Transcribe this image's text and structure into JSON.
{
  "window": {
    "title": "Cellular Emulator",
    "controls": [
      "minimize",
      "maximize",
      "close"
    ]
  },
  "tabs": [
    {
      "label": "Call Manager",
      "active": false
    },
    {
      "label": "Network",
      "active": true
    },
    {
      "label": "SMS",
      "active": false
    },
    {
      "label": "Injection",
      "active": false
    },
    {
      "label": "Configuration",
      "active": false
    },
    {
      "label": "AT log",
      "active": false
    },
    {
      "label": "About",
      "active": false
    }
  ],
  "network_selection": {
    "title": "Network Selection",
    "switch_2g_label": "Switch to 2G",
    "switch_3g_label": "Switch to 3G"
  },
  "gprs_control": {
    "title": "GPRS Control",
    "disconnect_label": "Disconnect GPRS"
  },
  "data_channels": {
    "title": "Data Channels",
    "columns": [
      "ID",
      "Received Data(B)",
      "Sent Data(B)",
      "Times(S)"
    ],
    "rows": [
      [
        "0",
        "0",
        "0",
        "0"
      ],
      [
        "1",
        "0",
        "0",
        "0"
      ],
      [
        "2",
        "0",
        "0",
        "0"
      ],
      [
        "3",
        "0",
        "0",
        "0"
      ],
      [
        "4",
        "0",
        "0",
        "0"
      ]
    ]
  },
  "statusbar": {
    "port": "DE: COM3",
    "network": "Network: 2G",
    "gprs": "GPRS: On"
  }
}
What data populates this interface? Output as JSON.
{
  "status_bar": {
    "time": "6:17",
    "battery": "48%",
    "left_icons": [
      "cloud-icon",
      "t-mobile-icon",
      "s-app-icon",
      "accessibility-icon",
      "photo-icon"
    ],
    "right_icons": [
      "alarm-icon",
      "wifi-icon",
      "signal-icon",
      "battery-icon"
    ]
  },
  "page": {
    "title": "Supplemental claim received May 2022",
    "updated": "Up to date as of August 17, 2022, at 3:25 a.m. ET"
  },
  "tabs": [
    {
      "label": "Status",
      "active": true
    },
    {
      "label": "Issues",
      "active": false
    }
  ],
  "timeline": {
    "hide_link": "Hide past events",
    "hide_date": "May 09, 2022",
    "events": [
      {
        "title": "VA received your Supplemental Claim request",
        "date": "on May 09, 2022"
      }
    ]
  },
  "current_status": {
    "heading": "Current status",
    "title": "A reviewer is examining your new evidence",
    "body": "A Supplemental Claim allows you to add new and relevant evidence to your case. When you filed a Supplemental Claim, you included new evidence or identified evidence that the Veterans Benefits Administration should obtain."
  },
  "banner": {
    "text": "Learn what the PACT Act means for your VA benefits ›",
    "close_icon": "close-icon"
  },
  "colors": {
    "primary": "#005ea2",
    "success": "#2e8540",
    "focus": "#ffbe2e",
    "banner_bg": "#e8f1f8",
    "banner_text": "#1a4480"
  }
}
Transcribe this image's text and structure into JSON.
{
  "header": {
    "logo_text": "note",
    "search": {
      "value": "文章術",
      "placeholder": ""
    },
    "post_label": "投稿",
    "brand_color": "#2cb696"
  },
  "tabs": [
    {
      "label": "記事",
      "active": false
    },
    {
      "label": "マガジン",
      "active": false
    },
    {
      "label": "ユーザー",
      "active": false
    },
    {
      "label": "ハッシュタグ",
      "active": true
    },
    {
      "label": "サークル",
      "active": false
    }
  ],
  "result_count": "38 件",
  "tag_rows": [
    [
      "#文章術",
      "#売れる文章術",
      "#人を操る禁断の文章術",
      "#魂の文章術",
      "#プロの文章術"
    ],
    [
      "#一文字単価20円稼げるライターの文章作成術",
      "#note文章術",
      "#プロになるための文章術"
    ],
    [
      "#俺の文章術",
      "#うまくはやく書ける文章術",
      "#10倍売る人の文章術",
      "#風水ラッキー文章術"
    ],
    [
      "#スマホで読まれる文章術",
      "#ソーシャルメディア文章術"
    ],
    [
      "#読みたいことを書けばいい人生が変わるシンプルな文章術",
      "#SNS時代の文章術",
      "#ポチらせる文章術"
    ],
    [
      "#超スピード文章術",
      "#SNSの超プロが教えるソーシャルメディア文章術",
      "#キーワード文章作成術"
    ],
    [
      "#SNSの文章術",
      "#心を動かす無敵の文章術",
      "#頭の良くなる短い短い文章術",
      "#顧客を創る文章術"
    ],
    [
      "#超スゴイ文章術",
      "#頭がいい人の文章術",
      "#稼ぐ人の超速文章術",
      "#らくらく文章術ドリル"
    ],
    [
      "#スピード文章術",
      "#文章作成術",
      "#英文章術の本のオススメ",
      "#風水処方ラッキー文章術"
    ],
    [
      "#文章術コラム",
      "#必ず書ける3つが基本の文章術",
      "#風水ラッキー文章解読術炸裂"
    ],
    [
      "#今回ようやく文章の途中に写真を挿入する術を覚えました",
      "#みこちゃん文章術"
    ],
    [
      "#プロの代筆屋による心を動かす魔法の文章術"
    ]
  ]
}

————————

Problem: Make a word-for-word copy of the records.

Completed exercise:
Transcribe this image's text and structure into JSON.
{
  "window": {
    "title": "Cellular Emulator",
    "controls": [
      "minimize",
      "maximize",
      "close"
    ]
  },
  "tabs": [
    {
      "label": "Call Manager",
      "active": false
    },
    {
      "label": "Network",
      "active": true
    },
    {
      "label": "SMS",
      "active": false
    },
    {
      "label": "Injection",
      "active": false
    },
    {
      "label": "Configuration",
      "active": false
    },
    {
      "label": "AT log",
      "active": false
    },
    {
      "label": "About",
      "active": false
    }
  ],
  "network_selection": {
    "title": "Network Selection",
    "switch_2g_label": "Switch to 2G",
    "switch_3g_label": "Switch to 3G"
  },
  "gprs_control": {
    "title": "GPRS Control",
    "disconnect_label": "Disconnect GPRS"
  },
  "data_channels": {
    "title": "Data Channels",
    "columns": [
      "ID",
      "Received Data(B)",
      "Sent Data(B)",
      "Times(S)"
    ],
    "rows": [
      [
        "0",
        "0",
        "0",
        "0"
      ],
      [
        "1",
        "0",
        "0",
        "0"
      ],
      [
        "2",
        "0",
        "0",
        "0"
      ],
      [
        "3",
        "0",
        "0",
        "0"
      ],
      [
        "4",
        "0",
        "0",
        "0"
      ]
    ]
  },
  "statusbar": {
    "port": "DE: COM3",
    "network": "Network: 2G",
    "gprs": "GPRS: On"
  }
}
What data populates this interface? Output as JSON.
{
  "status_bar": {
    "time": "6:17",
    "battery": "48%",
    "left_icons": [
      "cloud-icon",
      "t-mobile-icon",
      "s-app-icon",
      "accessibility-icon",
      "photo-icon"
    ],
    "right_icons": [
      "alarm-icon",
      "wifi-icon",
      "signal-icon",
      "battery-icon"
    ]
  },
  "page": {
    "title": "Supplemental claim received May 2022",
    "updated": "Up to date as of August 17, 2022, at 3:25 a.m. ET"
  },
  "tabs": [
    {
      "label": "Status",
      "active": true
    },
    {
      "label": "Issues",
      "active": false
    }
  ],
  "timeline": {
    "hide_link": "Hide past events",
    "hide_date": "May 09, 2022",
    "events": [
      {
        "title": "VA received your Supplemental Claim request",
        "date": "on May 09, 2022"
      }
    ]
  },
  "current_status": {
    "heading": "Current status",
    "title": "A reviewer is examining your new evidence",
    "body": "A Supplemental Claim allows you to add new and relevant evidence to your case. When you filed a Supplemental Claim, you included new evidence or identified evidence that the Veterans Benefits Administration should obtain."
  },
  "banner": {
    "text": "Learn what the PACT Act means for your VA benefits ›",
    "close_icon": "close-icon"
  },
  "colors": {
    "primary": "#005ea2",
    "success": "#2e8540",
    "focus": "#ffbe2e",
    "banner_bg": "#e8f1f8",
    "banner_text": "#1a4480"
  }
}
Transcribe this image's text and structure into JSON.
{
  "header": {
    "logo_text": "note",
    "search": {
      "value": "文章術",
      "placeholder": ""
    },
    "post_label": "投稿",
    "brand_color": "#2cb696"
  },
  "tabs": [
    {
      "label": "記事",
      "active": false
    },
    {
      "label": "マガジン",
      "active": false
    },
    {
      "label": "ユーザー",
      "active": false
    },
    {
      "label": "ハッシュタグ",
      "active": true
    },
    {
      "label": "サークル",
      "active": false
    }
  ],
  "result_count": "38 件",
  "tag_rows": [
    [
      "#文章術",
      "#売れる文章術",
      "#人を操る禁断の文章術",
      "#魂の文章術",
      "#プロの文章術"
    ],
    [
      "#一文字単価20円稼げるライターの文章作成術",
      "#note文章術",
      "#プロになるための文章術"
    ],
    [
      "#俺の文章術",
      "#うまくはやく書ける文章術",
      "#10倍売る人の文章術",
      "#風水ラッキー文章術"
    ],
    [
      "#スマホで読まれる文章術",
      "#ソーシャルメディア文章術"
    ],
    [
      "#読みたいことを書けばいい人生が変わるシンプルな文章術",
      "#SNS時代の文章術",
      "#ポチらせる文章術"
    ],
    [
      "#超スピード文章術",
      "#SNSの超プロが教えるソーシャルメディア文章術",
      "#キーワード文章作成術"
    ],
    [
      "#SNSの文章術",
      "#心を動かす無敵の文章術",
      "#頭の良くなる短い短い文章術",
      "#顧客を創る文章術"
    ],
    [
      "#超スゴイ文章術",
      "#頭がいい人の文章術",
      "#稼ぐ人の超速文章術",
      "#らくらく文章術ドリル"
    ],
    [
      "#スピード文章術",
      "#文章作成術",
      "#英文章術の本のオススメ",
      "#風水処方ラッキー文章術"
    ],
    [
      "#文章術コラム",
      "#必ず書ける3つが基本の文章術",
      "#風水ラッキー文章解読術炸裂"
    ],
    [
      "#今回ようやく文章の途中に写真を挿入する術を覚えました",
      "#みこちゃん文章術"
    ],
    [
      "#プロの代筆屋による心を動かす魔法の文章術"
    ]
  ]
}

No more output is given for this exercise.